When he was a member of sloppy “hardcore” band Liftr Pullr, Finn gained acclaim for his lyrics. But he didn’t start to really hit his stride as a writer until his second album with The Hold Steady, Separation Sunday. Separation Sunday was an album that was dubbed “Egregiously Catholic” by the Village Voice for how it merged American’s dark sex/drug culture with Catholic stories and tropes. It’s never going to be realized as canon, but Separation Sunday is certainly brilliant.
What characterizes Finn’s music is how aggressively he blends the holy and profane, melting the distinctions between the two. “She got screwed up by religion / she got screwed by soccer players”, he sings on “Stevie Nix”, “Hold your breath and I’ll dunk your head / and when you wake up again / you’ll be high as hell and born again” he sings on “Banging Camp”. And who can forget the brilliant “Cattle and the Creeping Things” where he writes,
“I guess I heard about original sin
I heard the dude blamed the chick
I heard the chick blamed the snake
and I heard they were naked when they got busted
and I heard things ain’t been the same since.”
So, that’s Genesis! Put away your Bibles, kids.
So here’s a “video” of that song (aka Youtube is the new audio player):
Separation Sunday is also, as already mentioned, the most conceptual, story-driven Hold Steady album. It follows a loose cast of characters, Charlamange, Gideon, and Holly (short for Hallelujah). But really, it’s all about Holly. Holly seeks God wherever she kind find God – in drugs, in parties, in sex. Finally, she dies and is resurrected, but ambivalently, seemingly to have learned very little, in the closer, “How a Resurrection Really Feels.”
Now, I could go on about how Separation Sunday sums up the experience of our generation, but really, it doesn’t. It’s fantastic, ludicrous, and overblown. Finn throws out profound one-liners alongside sex jokes and puns, loosely, haphazardly. There are stories, but they don’t always make sense, or have a beginning, middle, and end. And musically, it’s not The Hold Steady’s best album: Boys and Girls in America has that honor.
And yet, I still get the shivers whenever I listen to it. I’ve never “done any drug” other than alcohol, and I fucking hate parties, and yet it seems so deeply meaningful. The characters, and their superhuman-yet-human actions, and their journey, in its weirdness, it’s almost religious oddity, takes on a new meaning. In this way, it’s almost like a modern myth, like The Golden Ass circa 2005 – a tragicomedy about the sheer weirdness of reality.
I Got a New Friend

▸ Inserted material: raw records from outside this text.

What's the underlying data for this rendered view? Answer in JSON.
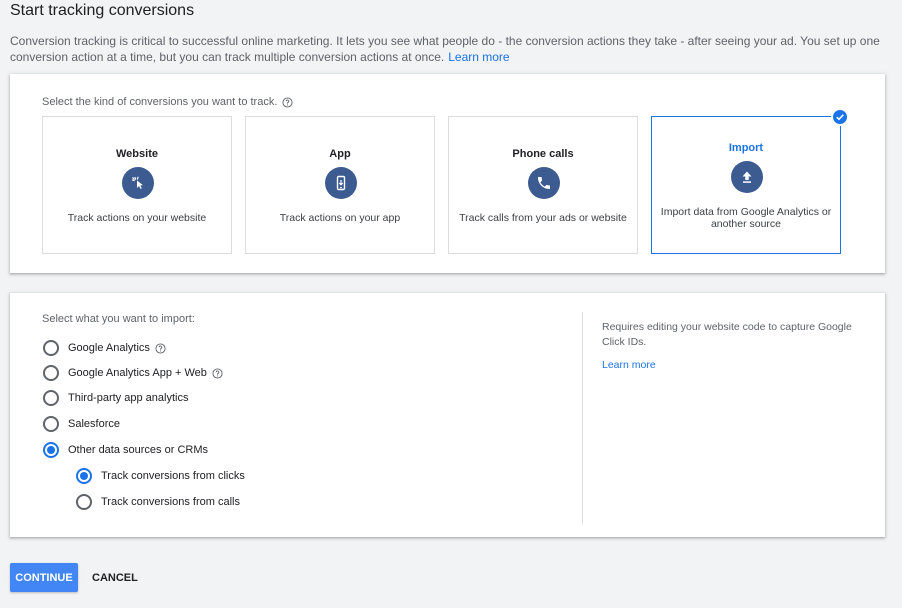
{
  "header": {
    "title": "Start tracking conversions",
    "intro": "Conversion tracking is critical to successful online marketing. It lets you see what people do - the conversion actions they take - after seeing your ad. You set up one conversion action at a time, but you can track multiple conversion actions at once.",
    "learn_more": "Learn more"
  },
  "kind": {
    "prompt": "Select the kind of conversions you want to track.",
    "options": [
      {
        "title": "Website",
        "icon": "cursor-click-icon",
        "desc": "Track actions on your website",
        "selected": false
      },
      {
        "title": "App",
        "icon": "smartphone-icon",
        "desc": "Track actions on your app",
        "selected": false
      },
      {
        "title": "Phone calls",
        "icon": "phone-icon",
        "desc": "Track calls from your ads or website",
        "selected": false
      },
      {
        "title": "Import",
        "icon": "upload-icon",
        "desc": "Import data from Google Analytics or another source",
        "selected": true
      }
    ]
  },
  "import": {
    "prompt": "Select what you want to import:",
    "options": [
      {
        "label": "Google Analytics",
        "checked": false,
        "help": true
      },
      {
        "label": "Google Analytics App + Web",
        "checked": false,
        "help": true
      },
      {
        "label": "Third-party app analytics",
        "checked": false,
        "help": false
      },
      {
        "label": "Salesforce",
        "checked": false,
        "help": false
      },
      {
        "label": "Other data sources or CRMs",
        "checked": true,
        "help": false
      }
    ],
    "sub_options": [
      {
        "label": "Track conversions from clicks",
        "checked": true
      },
      {
        "label": "Track conversions from calls",
        "checked": false
      }
    ],
    "note": "Requires editing your website code to capture Google Click IDs.",
    "note_link": "Learn more"
  },
  "actions": {
    "continue_label": "CONTINUE",
    "cancel_label": "CANCEL"
  },
  "colors": {
    "accent": "#1a73e8",
    "icon_bg": "#3c5b91",
    "primary_button": "#4285f4"
  }
}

In the last few years, a lot of people have taken to asking Finn about his changing religious views. This is in part due to his recent album, Clear Heart Full Eyes, where he drops the J-word twenty times, almost entirely positively.

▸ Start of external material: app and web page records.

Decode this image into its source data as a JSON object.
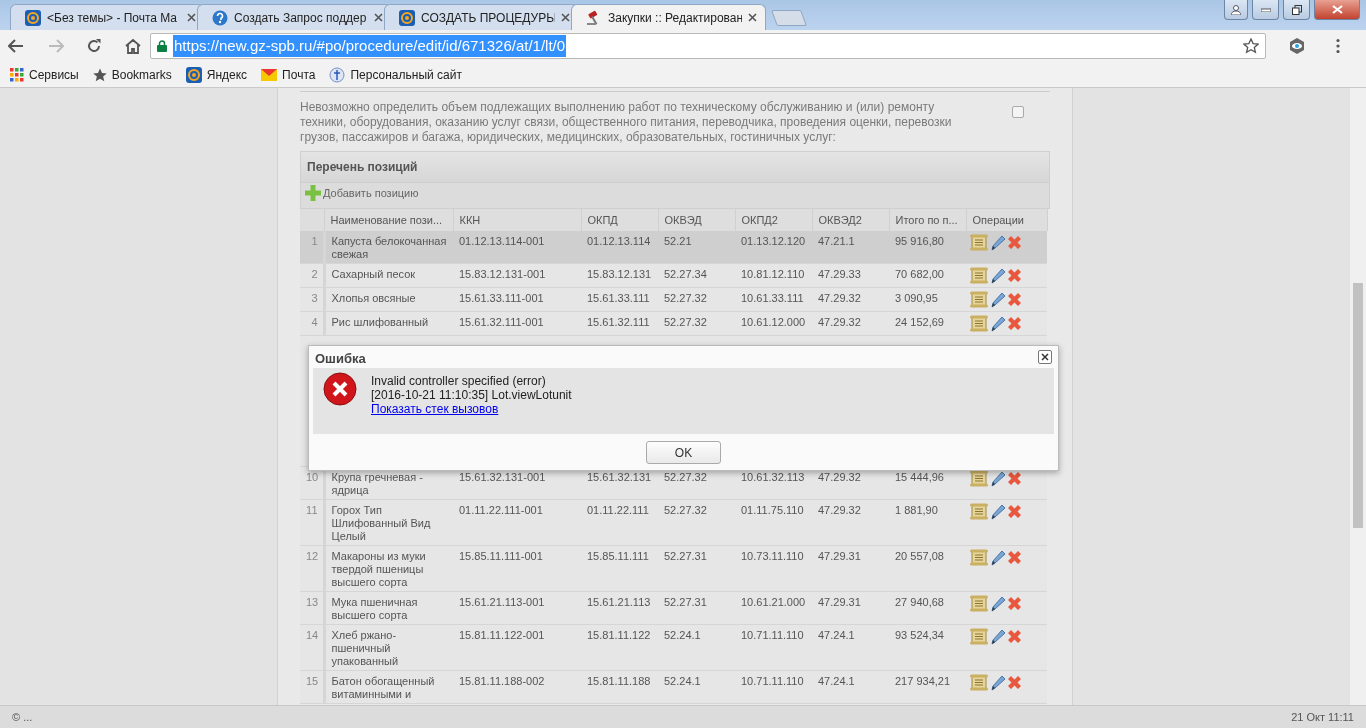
{
  "browser": {
    "tabs": [
      {
        "title": "<Без темы> - Почта Ma",
        "kind": "mail",
        "selected": false
      },
      {
        "title": "Создать Запрос поддер",
        "kind": "help",
        "selected": false
      },
      {
        "title": "СОЗДАТЬ ПРОЦЕДУРЫ",
        "kind": "mail",
        "selected": false
      },
      {
        "title": "Закупки :: Редактирован",
        "kind": "gavel",
        "selected": true
      }
    ],
    "url": "https://new.gz-spb.ru/#po/procedure/edit/id/671326/at/1/lt/0",
    "bookmarks": [
      {
        "label": "Сервисы",
        "kind": "apps"
      },
      {
        "label": "Bookmarks",
        "kind": "star"
      },
      {
        "label": "Яндекс",
        "kind": "mail"
      },
      {
        "label": "Почта",
        "kind": "envelope"
      },
      {
        "label": "Персональный сайт",
        "kind": "site"
      }
    ]
  },
  "notice": {
    "text": "Невозможно определить объем подлежащих выполнению работ по техническому обслуживанию и (или) ремонту техники, оборудования, оказанию услуг связи, общественного питания, переводчика, проведения оценки, перевозки грузов, пассажиров и багажа, юридических, медицинских, образовательных, гостиничных услуг:",
    "checked": false
  },
  "positions": {
    "title": "Перечень позиций",
    "add_button": "Добавить позицию",
    "columns": [
      "Наименование пози...",
      "ККН",
      "ОКПД",
      "ОКВЭД",
      "ОКПД2",
      "ОКВЭД2",
      "Итого по п...",
      "Операции"
    ],
    "rows": [
      {
        "number": "1",
        "cells": [
          "Капуста белокочанная свежая",
          "01.12.13.114-001",
          "01.12.13.114",
          "52.21",
          "01.13.12.120",
          "47.21.1",
          "95 916,80"
        ],
        "selected": true
      },
      {
        "number": "2",
        "cells": [
          "Сахарный песок",
          "15.83.12.131-001",
          "15.83.12.131",
          "52.27.34",
          "10.81.12.110",
          "47.29.33",
          "70 682,00"
        ],
        "selected": false
      },
      {
        "number": "3",
        "cells": [
          "Хлопья овсяные",
          "15.61.33.111-001",
          "15.61.33.111",
          "52.27.32",
          "10.61.33.111",
          "47.29.32",
          "3 090,95"
        ],
        "selected": false
      },
      {
        "number": "4",
        "cells": [
          "Рис шлифованный",
          "15.61.32.111-001",
          "15.61.32.111",
          "52.27.32",
          "10.61.12.000",
          "47.29.32",
          "24 152,69"
        ],
        "selected": false
      },
      {
        "number": "10",
        "cells": [
          "Крупа гречневая - ядрица",
          "15.61.32.131-001",
          "15.61.32.131",
          "52.27.32",
          "10.61.32.113",
          "47.29.32",
          "15 444,96"
        ],
        "selected": false,
        "after_gap": true
      },
      {
        "number": "11",
        "cells": [
          "Горох Тип Шлифованный Вид Целый",
          "01.11.22.111-001",
          "01.11.22.111",
          "52.27.32",
          "01.11.75.110",
          "47.29.32",
          "1 881,90"
        ],
        "selected": false
      },
      {
        "number": "12",
        "cells": [
          "Макароны из муки твердой пшеницы высшего сорта",
          "15.85.11.111-001",
          "15.85.11.111",
          "52.27.31",
          "10.73.11.110",
          "47.29.31",
          "20 557,08"
        ],
        "selected": false
      },
      {
        "number": "13",
        "cells": [
          "Мука пшеничная высшего сорта",
          "15.61.21.113-001",
          "15.61.21.113",
          "52.27.31",
          "10.61.21.000",
          "47.29.31",
          "27 940,68"
        ],
        "selected": false
      },
      {
        "number": "14",
        "cells": [
          "Хлеб ржано-пшеничный упакованный",
          "15.81.11.122-001",
          "15.81.11.122",
          "52.24.1",
          "10.71.11.110",
          "47.24.1",
          "93 524,34"
        ],
        "selected": false
      },
      {
        "number": "15",
        "cells": [
          "Батон обогащенный витаминными и",
          "15.81.11.188-002",
          "15.81.11.188",
          "52.24.1",
          "10.71.11.110",
          "47.24.1",
          "217 934,21"
        ],
        "selected": false
      }
    ]
  },
  "dialog": {
    "title": "Ошибка",
    "lines": [
      "Invalid controller specified (error)",
      "[2016-10-21 11:10:35] Lot.viewLotunit"
    ],
    "link": "Показать стек вызовов",
    "button": "OK"
  },
  "status_bar": {
    "left": "© ...",
    "right": "21 Окт 11:11"
  }
}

Indeed, there’s something so simple about songs like “New Friend Jesus” that you almost have to wonder whether Finn’s attitude towards religion has changed. Separation Sunday was complicated, confused, and aggressive, and his new music goes down so easily.
But then you start to look at the lyrics, and you see that Finn is just the same old spiritual prankster he always has been:
We drove around all summer long
We parked behind the bars
I’ve got a new friend and my new friend’s name is Jesus
People say we suck at sports
But they don’t understand
It’s hard to catch with holes right through your hands
Religion, after all, doesn’t have to be this big, holy, unseeable, mystic other. It can be, certainly. But more often, it is human, profane, funny, and yet strangely beautiful and meaningful at the same time.
In some ways, the Protestant culture that I’ve come from has said all it has to say about religion – and we have to start listening to others, such as Catholics, to actually start understanding what religion is beyond our narrow viewpoints. Maybe the reason I’ve always found the Hold Steady so intriguing is because listening to them feels like interfaith dialogue.